What will it take to bring about the reforms needed to help prevent these deadly encounters? How many more graphic videos must be aired?
Those questions take on even more urgency in light of the revelation that the pace of fatal shootings by officers has actually risen in the two years since Michael Brown was shot in Ferguson. An ongoing two-year study by Post reporters found that the number of fatal shootings by officers increased from 465 in the first six months of last year to 491 in the same period this year. This year, the reporters found, also saw more officers shot and killed in the line of duty and more officers prosecuted for questionable shootings.
“Police are dealing with a lot of violent individuals” was the explanation from Jim Pasco, executive director of the Fraternal Order of Police. Yes, police work can be dangerous, and at times officers will have to use deadly force to protect themselves and the public. But what’s been brought home by videos that have captured some of these shootings is how many seemingly might have been avoided. “Please, officer, don’t tell me that you just did this to him. You shot four bullets into him, sir. He was just getting his license and registration, sir,” were the horrified words of the girlfriend of the school cafeteria worker killed Wednesday on a grisly video she live-streamed after their car was pulled over for a busted taillight. “Would this have happened if those passengers, the driver and the passengers, were white?” Minnesota Gov. Mark Dayton (D) asked at a news conference. “I don’t think it would have.”

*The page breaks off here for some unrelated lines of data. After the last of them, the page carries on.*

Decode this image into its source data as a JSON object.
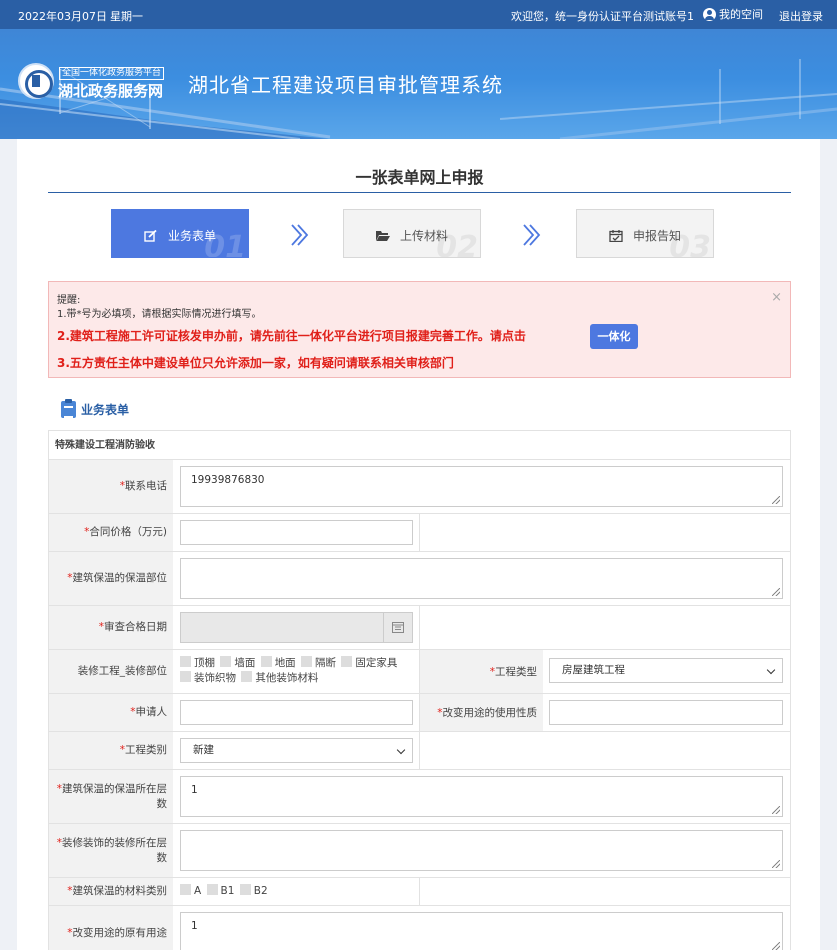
{
  "topbar": {
    "date": "2022年03月07日",
    "weekday": "星期一",
    "welcome": "欢迎您，统一身份认证平台测试账号1",
    "my_space": "我的空间",
    "logout": "退出登录"
  },
  "banner": {
    "logo_tag": "全国一体化政务服务平台",
    "logo_name": "湖北政务服务网",
    "system_title": "湖北省工程建设项目审批管理系统"
  },
  "page_title": "一张表单网上申报",
  "steps": [
    {
      "label": "业务表单",
      "num": "01",
      "active": true
    },
    {
      "label": "上传材料",
      "num": "02",
      "active": false
    },
    {
      "label": "申报告知",
      "num": "03",
      "active": false
    }
  ],
  "alert": {
    "title": "提醒:",
    "line1": "1.带*号为必填项，请根据实际情况进行填写。",
    "line2": "2.建筑工程施工许可证核发申办前，请先前往一体化平台进行项目报建完善工作。请点击",
    "button": "一体化",
    "line3": "3.五方责任主体中建设单位只允许添加一家，如有疑问请联系相关审核部门",
    "close": "×"
  },
  "section_title": "业务表单",
  "form": {
    "caption": "特殊建设工程消防验收",
    "required_mark": "*",
    "phone": {
      "label": "联系电话",
      "value": "19939876830"
    },
    "contract_price": {
      "label": "合同价格（万元)",
      "value": ""
    },
    "insulation_part": {
      "label": "建筑保温的保温部位",
      "value": ""
    },
    "review_date": {
      "label": "审查合格日期",
      "value": ""
    },
    "decoration": {
      "label": "装修工程_装修部位",
      "options": [
        "顶棚",
        "墙面",
        "地面",
        "隔断",
        "固定家具",
        "装饰织物",
        "其他装饰材料"
      ]
    },
    "project_type": {
      "label": "工程类型",
      "value": "房屋建筑工程"
    },
    "applicant": {
      "label": "申请人",
      "value": ""
    },
    "use_nature": {
      "label": "改变用途的使用性质",
      "value": ""
    },
    "project_category": {
      "label": "工程类别",
      "value": "新建"
    },
    "insulation_floors": {
      "label": "建筑保温的保温所在层数",
      "value": "1"
    },
    "decoration_floors": {
      "label": "装修装饰的装修所在层数",
      "value": ""
    },
    "material_class": {
      "label": "建筑保温的材料类别",
      "options": [
        "A",
        "B1",
        "B2"
      ]
    },
    "original_use": {
      "label": "改变用途的原有用途",
      "value": "1"
    }
  }
}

A White House task force convened after Ferguson called for better training of officers with new tactics aimed at de-escalation of potentially volatile encounters; the FBI promised improvements in the collection of data; and police departments across the country started outfitting officers with body-worn cameras that would hopefully serve as deterrents. But progress has been slow and uneven, with, in some places, resistance. The Justice Department, which has been asked to investigate both of the latest cases, also needs to take a longer view of what can be done to speed changes across the nation that can prevent more lives from being unnecessarily lost. No law-abiding American should have to live in fear of law enforcement.